─── Source records ───

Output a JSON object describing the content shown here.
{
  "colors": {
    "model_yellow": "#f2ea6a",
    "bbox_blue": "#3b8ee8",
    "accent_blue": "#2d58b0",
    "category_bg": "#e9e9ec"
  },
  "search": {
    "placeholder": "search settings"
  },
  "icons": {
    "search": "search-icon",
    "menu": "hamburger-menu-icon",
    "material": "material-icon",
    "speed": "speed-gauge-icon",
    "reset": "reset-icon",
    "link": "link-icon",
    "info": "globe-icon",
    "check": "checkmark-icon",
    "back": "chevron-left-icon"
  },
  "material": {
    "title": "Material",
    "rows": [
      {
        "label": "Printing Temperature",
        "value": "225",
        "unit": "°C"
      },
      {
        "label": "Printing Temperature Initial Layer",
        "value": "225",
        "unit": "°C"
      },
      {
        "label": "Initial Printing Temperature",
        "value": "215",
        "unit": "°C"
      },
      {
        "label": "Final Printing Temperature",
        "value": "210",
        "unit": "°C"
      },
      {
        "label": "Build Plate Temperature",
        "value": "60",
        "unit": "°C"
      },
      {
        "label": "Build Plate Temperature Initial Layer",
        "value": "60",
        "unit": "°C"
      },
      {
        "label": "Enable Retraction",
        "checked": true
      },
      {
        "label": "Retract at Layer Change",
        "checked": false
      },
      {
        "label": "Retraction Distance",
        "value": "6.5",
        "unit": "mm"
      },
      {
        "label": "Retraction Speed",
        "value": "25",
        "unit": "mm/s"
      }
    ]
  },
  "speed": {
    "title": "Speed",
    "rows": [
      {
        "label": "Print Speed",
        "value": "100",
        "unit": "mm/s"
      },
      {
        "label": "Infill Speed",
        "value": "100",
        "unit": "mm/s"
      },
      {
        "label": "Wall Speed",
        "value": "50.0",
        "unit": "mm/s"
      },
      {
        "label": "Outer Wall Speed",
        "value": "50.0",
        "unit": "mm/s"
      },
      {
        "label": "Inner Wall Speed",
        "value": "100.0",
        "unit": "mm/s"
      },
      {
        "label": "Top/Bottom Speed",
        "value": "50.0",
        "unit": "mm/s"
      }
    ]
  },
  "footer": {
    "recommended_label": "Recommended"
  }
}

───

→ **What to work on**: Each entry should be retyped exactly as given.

→ **Solution to the problem**:
Output a JSON object describing the content shown here.
{
  "colors": {
    "model_yellow": "#f2ea6a",
    "bbox_blue": "#3b8ee8",
    "accent_blue": "#2d58b0",
    "category_bg": "#e9e9ec"
  },
  "search": {
    "placeholder": "search settings"
  },
  "icons": {
    "search": "search-icon",
    "menu": "hamburger-menu-icon",
    "material": "material-icon",
    "speed": "speed-gauge-icon",
    "reset": "reset-icon",
    "link": "link-icon",
    "info": "globe-icon",
    "check": "checkmark-icon",
    "back": "chevron-left-icon"
  },
  "material": {
    "title": "Material",
    "rows": [
      {
        "label": "Printing Temperature",
        "value": "225",
        "unit": "°C"
      },
      {
        "label": "Printing Temperature Initial Layer",
        "value": "225",
        "unit": "°C"
      },
      {
        "label": "Initial Printing Temperature",
        "value": "215",
        "unit": "°C"
      },
      {
        "label": "Final Printing Temperature",
        "value": "210",
        "unit": "°C"
      },
      {
        "label": "Build Plate Temperature",
        "value": "60",
        "unit": "°C"
      },
      {
        "label": "Build Plate Temperature Initial Layer",
        "value": "60",
        "unit": "°C"
      },
      {
        "label": "Enable Retraction",
        "checked": true
      },
      {
        "label": "Retract at Layer Change",
        "checked": false
      },
      {
        "label": "Retraction Distance",
        "value": "6.5",
        "unit": "mm"
      },
      {
        "label": "Retraction Speed",
        "value": "25",
        "unit": "mm/s"
      }
    ]
  },
  "speed": {
    "title": "Speed",
    "rows": [
      {
        "label": "Print Speed",
        "value": "100",
        "unit": "mm/s"
      },
      {
        "label": "Infill Speed",
        "value": "100",
        "unit": "mm/s"
      },
      {
        "label": "Wall Speed",
        "value": "50.0",
        "unit": "mm/s"
      },
      {
        "label": "Outer Wall Speed",
        "value": "50.0",
        "unit": "mm/s"
      },
      {
        "label": "Inner Wall Speed",
        "value": "100.0",
        "unit": "mm/s"
      },
      {
        "label": "Top/Bottom Speed",
        "value": "50.0",
        "unit": "mm/s"
      }
    ]
  },
  "footer": {
    "recommended_label": "Recommended"
  }
}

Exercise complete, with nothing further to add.